### [Records from a data source]
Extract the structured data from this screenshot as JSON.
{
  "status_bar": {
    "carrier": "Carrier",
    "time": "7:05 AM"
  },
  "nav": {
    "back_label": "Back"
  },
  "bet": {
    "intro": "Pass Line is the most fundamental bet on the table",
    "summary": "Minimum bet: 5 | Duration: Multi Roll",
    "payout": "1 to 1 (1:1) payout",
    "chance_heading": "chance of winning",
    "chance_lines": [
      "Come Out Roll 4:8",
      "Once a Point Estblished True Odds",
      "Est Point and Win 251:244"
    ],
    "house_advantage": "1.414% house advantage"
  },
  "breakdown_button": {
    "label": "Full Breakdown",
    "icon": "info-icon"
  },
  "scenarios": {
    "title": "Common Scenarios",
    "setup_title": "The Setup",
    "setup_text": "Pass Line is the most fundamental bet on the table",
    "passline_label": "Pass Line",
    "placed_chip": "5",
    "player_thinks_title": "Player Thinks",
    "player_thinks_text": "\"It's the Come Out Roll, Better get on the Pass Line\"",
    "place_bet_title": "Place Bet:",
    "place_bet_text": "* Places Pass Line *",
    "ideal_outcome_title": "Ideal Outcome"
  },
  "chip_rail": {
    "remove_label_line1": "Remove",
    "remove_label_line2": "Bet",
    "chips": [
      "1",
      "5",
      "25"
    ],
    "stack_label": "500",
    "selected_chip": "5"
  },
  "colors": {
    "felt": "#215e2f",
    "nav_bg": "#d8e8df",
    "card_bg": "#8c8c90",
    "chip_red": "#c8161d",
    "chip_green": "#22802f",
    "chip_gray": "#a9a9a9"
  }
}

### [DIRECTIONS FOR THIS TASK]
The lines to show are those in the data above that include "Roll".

### [EXERCISE OUTPUT]
    "summary": "Minimum bet: 5 | Duration: Multi Roll",
      "Come Out Roll 4:8",
    "player_thinks_text": "\"It's the Come Out Roll, Better get on the Pass Line\"",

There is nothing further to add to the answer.